In recent years, the world has been characterised as VUCA (volatile, uncertain, complex, ambiguous). Recently, however, business strategy experts have been talking about the BANI world: brittle, anxious, non-linear, incomprehensible. In this article, we will explore this paradigm shift and how to adapt to this new reality using visual tools.

Used by the US military since the 1980s and adopted by strategy consultants since the 2000s, the VUCA World concept has been adopted by many organisations, including the most innovative, as a framework for building strategy in recent years.

The VUCA world is characterised by economic and political instability, social disruption, unpredictable events, price and exchange rate volatility and widespread uncertainty.

Today, we may be entering a new world described by the acronym BANI. BANI (brittle, anxious, nonlinear, incomprehensible) describes an environment marked by increasing fragility of our ecosystems, widespread anxiety about the future, increasing complexity of systems, non-linearity of thinking and lack of understanding of the issues at hand.

The creator of this new concept is Jamais Cascio, an American anthropologist, author and futurist (read more).

The BANI concept offers a new framework for building strategies today. In this new world, companies must be more aware of their impact on society and the environment and take steps to mitigate their negative effects. Individuals also have to be more aware of their role in society and their responsibility to contribute to a sustainable future.

The importance of non-linear thinking and visual tools

In the BANI world, the increasing complexity of social, environmental and economic problems requires non-linear thinking to better collaborate, communicate and make decisions.

Visual tools are particularly useful in fostering this non-linear thinking. They also help to clarify information and data, and to identify trends and patterns in this increasingly complex environment.

Some of the visual tools that support non-linear thinking may include:

  • Mind maps and tree diagrams: Helps to show the relationships between different elements in a non-linear way
  • Collaborative whiteboards: Collaborative whiteboards help several people work together on a project, generating and organising ideas in a non-linear way.
  • Sketchnoting and graphic facilitation: Encourage non-linear and creative representation of information.

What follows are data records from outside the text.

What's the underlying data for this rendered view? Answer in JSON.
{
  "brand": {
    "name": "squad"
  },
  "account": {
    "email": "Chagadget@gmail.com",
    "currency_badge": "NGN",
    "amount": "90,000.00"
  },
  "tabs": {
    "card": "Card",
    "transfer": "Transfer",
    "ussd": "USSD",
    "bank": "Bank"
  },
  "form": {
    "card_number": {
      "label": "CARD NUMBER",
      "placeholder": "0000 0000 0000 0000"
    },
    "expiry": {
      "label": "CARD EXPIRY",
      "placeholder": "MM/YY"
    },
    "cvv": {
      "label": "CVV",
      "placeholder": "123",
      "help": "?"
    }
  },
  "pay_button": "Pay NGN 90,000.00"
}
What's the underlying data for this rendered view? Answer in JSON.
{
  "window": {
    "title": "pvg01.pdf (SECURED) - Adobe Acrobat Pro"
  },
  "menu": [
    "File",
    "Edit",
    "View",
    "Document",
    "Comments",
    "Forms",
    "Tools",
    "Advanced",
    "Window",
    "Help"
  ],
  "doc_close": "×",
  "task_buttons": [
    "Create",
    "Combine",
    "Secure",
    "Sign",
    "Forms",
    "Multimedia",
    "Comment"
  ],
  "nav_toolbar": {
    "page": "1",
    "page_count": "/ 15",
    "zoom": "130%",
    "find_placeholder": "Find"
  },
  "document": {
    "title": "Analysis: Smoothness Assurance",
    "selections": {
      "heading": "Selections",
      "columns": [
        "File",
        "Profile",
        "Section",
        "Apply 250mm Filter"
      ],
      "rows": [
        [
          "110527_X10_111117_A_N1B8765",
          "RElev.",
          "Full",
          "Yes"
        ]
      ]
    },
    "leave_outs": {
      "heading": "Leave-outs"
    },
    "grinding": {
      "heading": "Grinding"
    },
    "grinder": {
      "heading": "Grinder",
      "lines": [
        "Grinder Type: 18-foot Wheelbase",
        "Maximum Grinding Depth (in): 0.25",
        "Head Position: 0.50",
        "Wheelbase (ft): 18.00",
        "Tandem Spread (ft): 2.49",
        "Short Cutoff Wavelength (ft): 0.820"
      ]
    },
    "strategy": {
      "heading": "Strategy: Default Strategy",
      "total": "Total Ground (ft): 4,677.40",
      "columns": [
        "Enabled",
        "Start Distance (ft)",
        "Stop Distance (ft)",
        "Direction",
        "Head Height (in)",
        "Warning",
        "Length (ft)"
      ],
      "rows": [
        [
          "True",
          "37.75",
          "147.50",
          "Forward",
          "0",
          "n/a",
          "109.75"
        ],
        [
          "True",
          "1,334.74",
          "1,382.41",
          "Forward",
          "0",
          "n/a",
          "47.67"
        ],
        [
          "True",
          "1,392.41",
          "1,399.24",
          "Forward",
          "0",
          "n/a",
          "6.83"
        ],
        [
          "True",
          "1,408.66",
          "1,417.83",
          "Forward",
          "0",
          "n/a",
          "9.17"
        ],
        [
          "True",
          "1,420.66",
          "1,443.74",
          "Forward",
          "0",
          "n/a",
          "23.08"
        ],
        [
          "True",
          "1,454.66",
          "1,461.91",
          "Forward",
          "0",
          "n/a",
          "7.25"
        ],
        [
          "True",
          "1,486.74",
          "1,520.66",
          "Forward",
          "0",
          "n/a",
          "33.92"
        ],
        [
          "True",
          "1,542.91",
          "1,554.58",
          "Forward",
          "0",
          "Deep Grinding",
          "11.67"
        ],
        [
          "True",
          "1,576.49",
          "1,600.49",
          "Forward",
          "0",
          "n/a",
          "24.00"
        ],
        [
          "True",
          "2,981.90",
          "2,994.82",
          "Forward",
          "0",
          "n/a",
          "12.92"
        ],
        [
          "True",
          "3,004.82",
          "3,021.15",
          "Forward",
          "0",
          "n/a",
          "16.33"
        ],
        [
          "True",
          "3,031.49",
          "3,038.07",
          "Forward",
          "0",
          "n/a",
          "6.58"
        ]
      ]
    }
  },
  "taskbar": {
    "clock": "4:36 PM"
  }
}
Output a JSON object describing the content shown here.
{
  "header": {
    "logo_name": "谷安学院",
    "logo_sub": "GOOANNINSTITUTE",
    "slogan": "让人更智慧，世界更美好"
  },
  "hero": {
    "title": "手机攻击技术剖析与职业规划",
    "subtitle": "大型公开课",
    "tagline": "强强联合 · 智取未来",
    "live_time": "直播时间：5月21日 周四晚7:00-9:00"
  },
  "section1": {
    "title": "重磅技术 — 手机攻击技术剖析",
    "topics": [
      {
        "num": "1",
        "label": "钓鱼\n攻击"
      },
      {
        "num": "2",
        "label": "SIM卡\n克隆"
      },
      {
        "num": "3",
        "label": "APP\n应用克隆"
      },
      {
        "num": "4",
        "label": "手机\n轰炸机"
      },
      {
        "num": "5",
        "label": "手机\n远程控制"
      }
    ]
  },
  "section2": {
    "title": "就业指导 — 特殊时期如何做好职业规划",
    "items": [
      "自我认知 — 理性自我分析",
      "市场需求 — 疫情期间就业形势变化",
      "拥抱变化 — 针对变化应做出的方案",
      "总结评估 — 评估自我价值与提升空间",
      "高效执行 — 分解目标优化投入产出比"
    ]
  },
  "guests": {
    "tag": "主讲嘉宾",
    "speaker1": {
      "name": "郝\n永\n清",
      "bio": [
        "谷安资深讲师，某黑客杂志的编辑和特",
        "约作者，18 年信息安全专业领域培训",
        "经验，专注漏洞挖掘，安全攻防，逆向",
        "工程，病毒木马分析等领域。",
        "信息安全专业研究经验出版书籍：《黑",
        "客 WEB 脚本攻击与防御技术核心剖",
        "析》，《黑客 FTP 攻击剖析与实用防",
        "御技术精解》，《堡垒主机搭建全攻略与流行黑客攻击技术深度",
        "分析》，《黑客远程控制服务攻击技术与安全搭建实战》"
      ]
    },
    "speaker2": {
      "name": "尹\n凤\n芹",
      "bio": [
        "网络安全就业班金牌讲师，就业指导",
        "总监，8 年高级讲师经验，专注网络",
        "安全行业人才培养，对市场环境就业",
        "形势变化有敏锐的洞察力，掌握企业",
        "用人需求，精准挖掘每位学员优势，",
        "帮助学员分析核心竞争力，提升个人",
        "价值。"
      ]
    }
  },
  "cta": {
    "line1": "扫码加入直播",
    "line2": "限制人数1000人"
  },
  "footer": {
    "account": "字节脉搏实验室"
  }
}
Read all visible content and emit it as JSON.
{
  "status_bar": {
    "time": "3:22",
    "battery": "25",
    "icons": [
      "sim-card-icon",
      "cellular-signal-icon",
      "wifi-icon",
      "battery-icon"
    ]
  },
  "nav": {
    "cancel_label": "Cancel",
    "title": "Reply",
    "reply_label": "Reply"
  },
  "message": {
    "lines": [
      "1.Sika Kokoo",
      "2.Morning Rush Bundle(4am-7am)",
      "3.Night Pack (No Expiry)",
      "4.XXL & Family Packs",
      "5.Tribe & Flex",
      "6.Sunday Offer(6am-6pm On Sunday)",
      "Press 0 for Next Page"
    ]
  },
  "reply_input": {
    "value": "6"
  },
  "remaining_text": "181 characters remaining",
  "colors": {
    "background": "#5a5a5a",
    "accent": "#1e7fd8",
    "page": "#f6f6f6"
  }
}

All these tools encourage a creative exploration of information and help to present complex issues in a more understandable way. This is a first step towards adapting and succeeding in a BANI world.